Jeffrey Tucker has chimed in on the Alt-Right’s anti-capitalist turn:
“Libertarianism then became a low performer for recruitment. That’s when the shift became apparent. The new language of the alt-right is all about denouncing corporate capitalism for failing to do its bidding. They say that capitalism is too politically correct, is excluding them from social media, is declining to let them use financial tools to raise money, and is generally promoting their enemies in cooperation with the media.
The left often accuses capitalism of doing things for which it is not actually guilty, such as excluding the poor, exploiting workers, ravaging the earth, and so on. The alt-right, however, is mostly attacking capitalism for things that corporations are, in fact, doing and doing well. These people are not popular people, and their views have proven poisonous for venues like Twitter and Facebook, and are banned not for PC reasons, but simply because they reduce the value of the platforms. …
It’s also true that the market has always provided a main impetus for breaking down tribal barriers. It thinks in terms of individual rights because it is designed to appeal to individual minds. If your goal is the promotion of group solidarity and exclusion, it is not a good tool. Its watchwords are inclusion and empowerment of everyone. It was the gradual liberalization of markets and the technology and universalist values that came with it that ended slavery, promoted minority and women’s rights, and created this thing we call the middle class. …”
I’m surprised it took so long.
Anyway, I agree with much of what Jeffrey Tucker says here except for his conspiracy theory about the origins of the Alt-Right. The truth is that lots of disaffected young people were genuinely attracted to the Ron Paul presidential campaigns, libertarianism and Objectivism. After the Iraq War, they were alienated from George W. Bush and mainstream conservatism. Ron Paul’s principled antiwar stance resonated with many of them. I went through that phase myself around 2002 to 2003.
I’m still against these stupid wars.
Ultimately, I rejected libertarianism and Objectivism though because of their radical individualism, materialism and hostility to collectivism. I realized that both ideologies are incompatible not only with racial preservation, but with all traditions and forms of collective solidarity. They are also incompatible with the preservation of our culture, the nation, the family, religion, etc. The worship of corporate capitalism and the gospel of the free market is compatible, however, with Taco Bell and Wal-Mart. Jeffrey Tucker even fancies himself as a sort of apostle for the McDonald’s brand.

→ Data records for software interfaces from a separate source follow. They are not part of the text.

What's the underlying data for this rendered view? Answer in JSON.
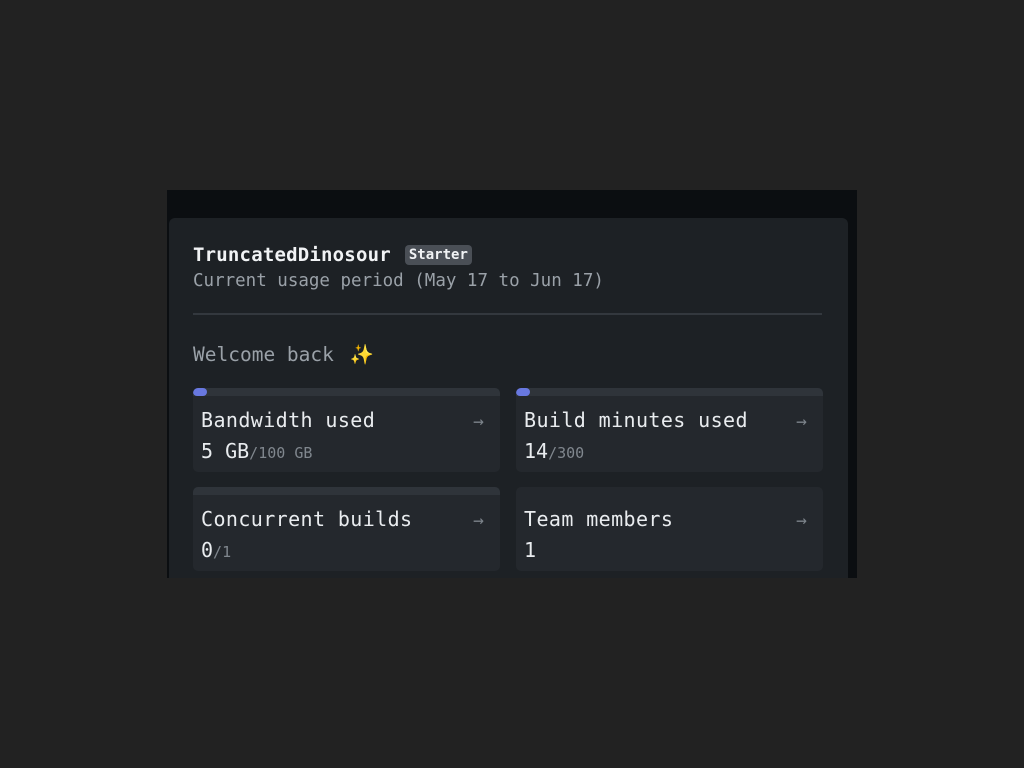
{
  "header": {
    "site_name": "TruncatedDinosour",
    "plan_badge": "Starter",
    "period": "Current usage period (May 17 to Jun 17)"
  },
  "welcome": {
    "text": "Welcome back",
    "emoji": "✨"
  },
  "tiles": [
    {
      "label": "Bandwidth used",
      "value": "5 GB",
      "limit": "/100 GB",
      "usage_fraction": 0.05,
      "arrow": "→"
    },
    {
      "label": "Build minutes used",
      "value": "14",
      "limit": "/300",
      "usage_fraction": 0.047,
      "arrow": "→"
    },
    {
      "label": "Concurrent builds",
      "value": "0",
      "limit": "/1",
      "usage_fraction": 0,
      "arrow": "→"
    },
    {
      "label": "Team members",
      "value": "1",
      "arrow": "→"
    }
  ],
  "colors": {
    "accent": "#6878e0",
    "card": "#1d2125",
    "tile": "#24282d"
  }
}
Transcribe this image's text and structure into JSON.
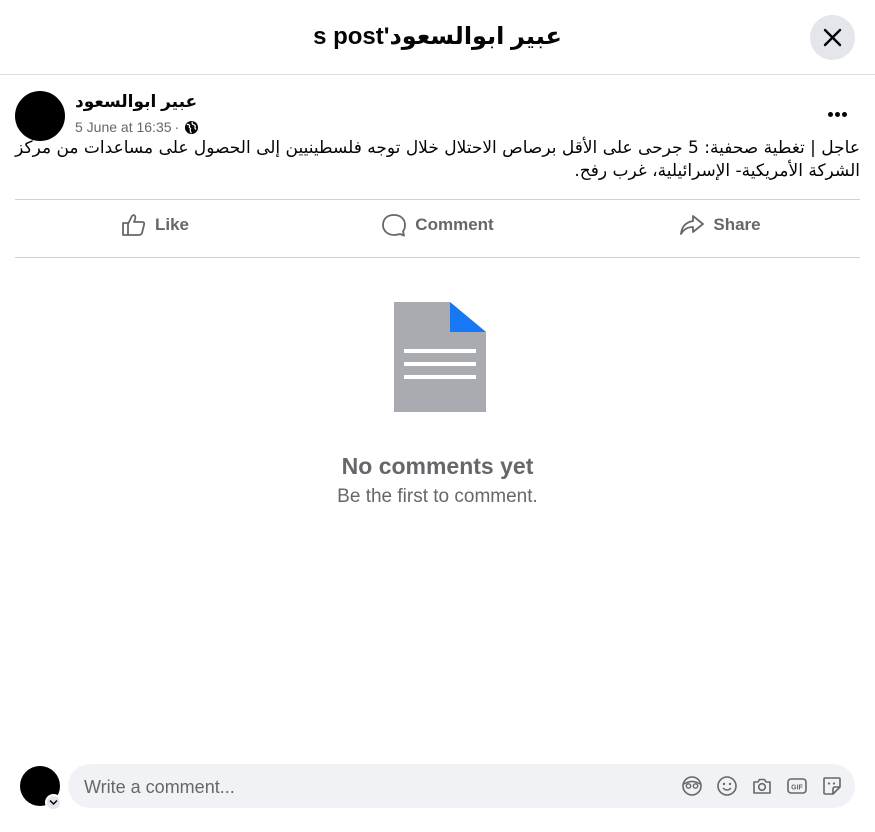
{
  "dialog": {
    "title": "عبير ابوالسعود's post",
    "close_icon": "close-icon"
  },
  "post": {
    "author": "عبير ابوالسعود",
    "date": "5 June at 16:35",
    "separator": "·",
    "privacy_icon": "globe-icon",
    "more_icon": "more-options-icon",
    "text": "عاجل | تغطية صحفية: 5 جرحى على الأقل برصاص الاحتلال خلال توجه فلسطينيين إلى الحصول على مساعدات من مركز الشركة الأمريكية- الإسرائيلية، غرب رفح."
  },
  "actions": [
    {
      "label": "Like",
      "icon": "like-icon"
    },
    {
      "label": "Comment",
      "icon": "comment-icon"
    },
    {
      "label": "Share",
      "icon": "share-icon"
    }
  ],
  "empty_state": {
    "icon": "document-icon",
    "title": "No comments yet",
    "subtitle": "Be the first to comment."
  },
  "composer": {
    "placeholder": "Write a comment...",
    "icons": [
      "avatar-sticker-icon",
      "emoji-icon",
      "camera-icon",
      "gif-icon",
      "sticker-icon"
    ]
  },
  "colors": {
    "secondary_text": "#65676b",
    "button_bg": "#e4e6eb",
    "input_bg": "#f0f2f5",
    "doc_blue": "#1877f2",
    "doc_gray": "#a9abb0"
  }
}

Have you seen the liberated individual?
Of all the things someone can devote their life to in this world, why devote yourself to the selfish pursuit of profit or the cause of cultural degeneracy? It left a bad taste in my mouth. It is a merchant’s view of the world. It didn’t resonate with me either as a lifestyle preference. I’ve also seen how corporate capitalism has shown time and again that it is compatible with the worst trends in our culture.
The West is worse off after 50 years of free market capitalism than Eastern Europe is after 50 years of communism. As terrible as communism was for Russia and Poland, the great advantage of Eastern Europe is that liberal democracy and free market capitalism has put down the shallowest roots there. Those nations value national identity and cultural cohesion much more than we do. They are instinctively opposed to letting wealthy Jews come in and dominate their culture.
Why is that? It is because the Russians and Poles have retained more of their cultural memory. They have stronger traditions which haven’t been eroded and dissolved by liberalism. In many ways, I think the end of libertarianism – the cultural dissolution, economic pain and spiritual nihilism it inevitably marches toward, which is held up by Jeffrey Tucker as a utopian ideal – is kind of our starting point.
We inhabit a space where the deracinated Western man has been atomized, alienated, exploited, beaten down, stripped of his identity and cut off from his roots. In free society, the liberated individual is no longer part of a tribe with a coherent story that gives his life purpose and meaning, but lives in thrall to corporate power and political correctness. The relations between the sexes are at all time low. Morality has been perverted into virtue signaling and no longer has any relationship to truth. The loss of all forms of homogeneity has led to polarization and conflict in society at large. The Jewish oligarchy continues to throw its weight around even as discontent rises and the liberal order loses its legitimacy.
Can we find meaning, solidarity and purpose in the McDouble? Can the march of the Golden Arches to new and exciting foreign markets lead us to a better world? Jeffrey Tucker believes it can. We believe that something more substantial has to fill the void that liberalism has opened up at the heart of our civilization or else we run the risk of becoming savages with high tech toys.